Data records for software interfaces
_ _ _ _

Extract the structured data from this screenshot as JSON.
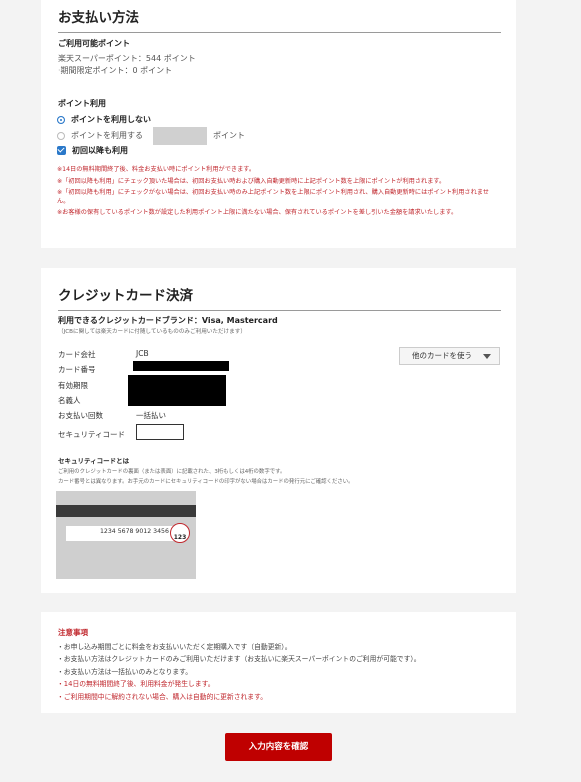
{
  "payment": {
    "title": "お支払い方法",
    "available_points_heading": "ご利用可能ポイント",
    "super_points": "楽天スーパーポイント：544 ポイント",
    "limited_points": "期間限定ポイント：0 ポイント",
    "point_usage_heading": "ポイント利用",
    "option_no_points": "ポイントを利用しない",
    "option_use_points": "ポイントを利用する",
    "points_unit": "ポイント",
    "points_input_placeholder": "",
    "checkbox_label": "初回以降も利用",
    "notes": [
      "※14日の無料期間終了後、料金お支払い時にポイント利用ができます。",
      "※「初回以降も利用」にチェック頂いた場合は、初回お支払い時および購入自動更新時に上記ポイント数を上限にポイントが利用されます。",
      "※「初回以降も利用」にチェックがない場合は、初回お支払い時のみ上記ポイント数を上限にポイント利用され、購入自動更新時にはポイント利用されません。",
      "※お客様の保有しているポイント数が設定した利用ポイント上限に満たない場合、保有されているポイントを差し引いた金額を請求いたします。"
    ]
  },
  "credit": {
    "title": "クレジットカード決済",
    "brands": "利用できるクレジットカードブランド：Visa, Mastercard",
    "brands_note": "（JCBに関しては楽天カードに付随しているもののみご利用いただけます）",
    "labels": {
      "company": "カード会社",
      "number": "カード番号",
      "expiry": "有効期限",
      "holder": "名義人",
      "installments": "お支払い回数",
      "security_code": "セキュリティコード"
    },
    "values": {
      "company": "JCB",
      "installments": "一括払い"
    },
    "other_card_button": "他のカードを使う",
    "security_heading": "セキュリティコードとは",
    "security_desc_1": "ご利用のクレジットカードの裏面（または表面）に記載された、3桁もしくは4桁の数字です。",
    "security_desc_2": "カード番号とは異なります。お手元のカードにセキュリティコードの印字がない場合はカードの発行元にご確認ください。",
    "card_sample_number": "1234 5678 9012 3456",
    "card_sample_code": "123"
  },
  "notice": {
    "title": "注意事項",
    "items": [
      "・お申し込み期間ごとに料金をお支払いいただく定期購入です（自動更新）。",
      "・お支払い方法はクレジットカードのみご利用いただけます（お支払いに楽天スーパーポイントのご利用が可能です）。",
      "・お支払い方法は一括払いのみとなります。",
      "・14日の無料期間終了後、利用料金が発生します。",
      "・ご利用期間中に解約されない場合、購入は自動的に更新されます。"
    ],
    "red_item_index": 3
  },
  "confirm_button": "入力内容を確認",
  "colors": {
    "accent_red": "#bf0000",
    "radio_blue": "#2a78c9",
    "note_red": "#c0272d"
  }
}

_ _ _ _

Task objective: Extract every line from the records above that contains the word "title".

Answer below:
    "title": "お支払い方法",
    "title": "クレジットカード決済",
    "title": "注意事項",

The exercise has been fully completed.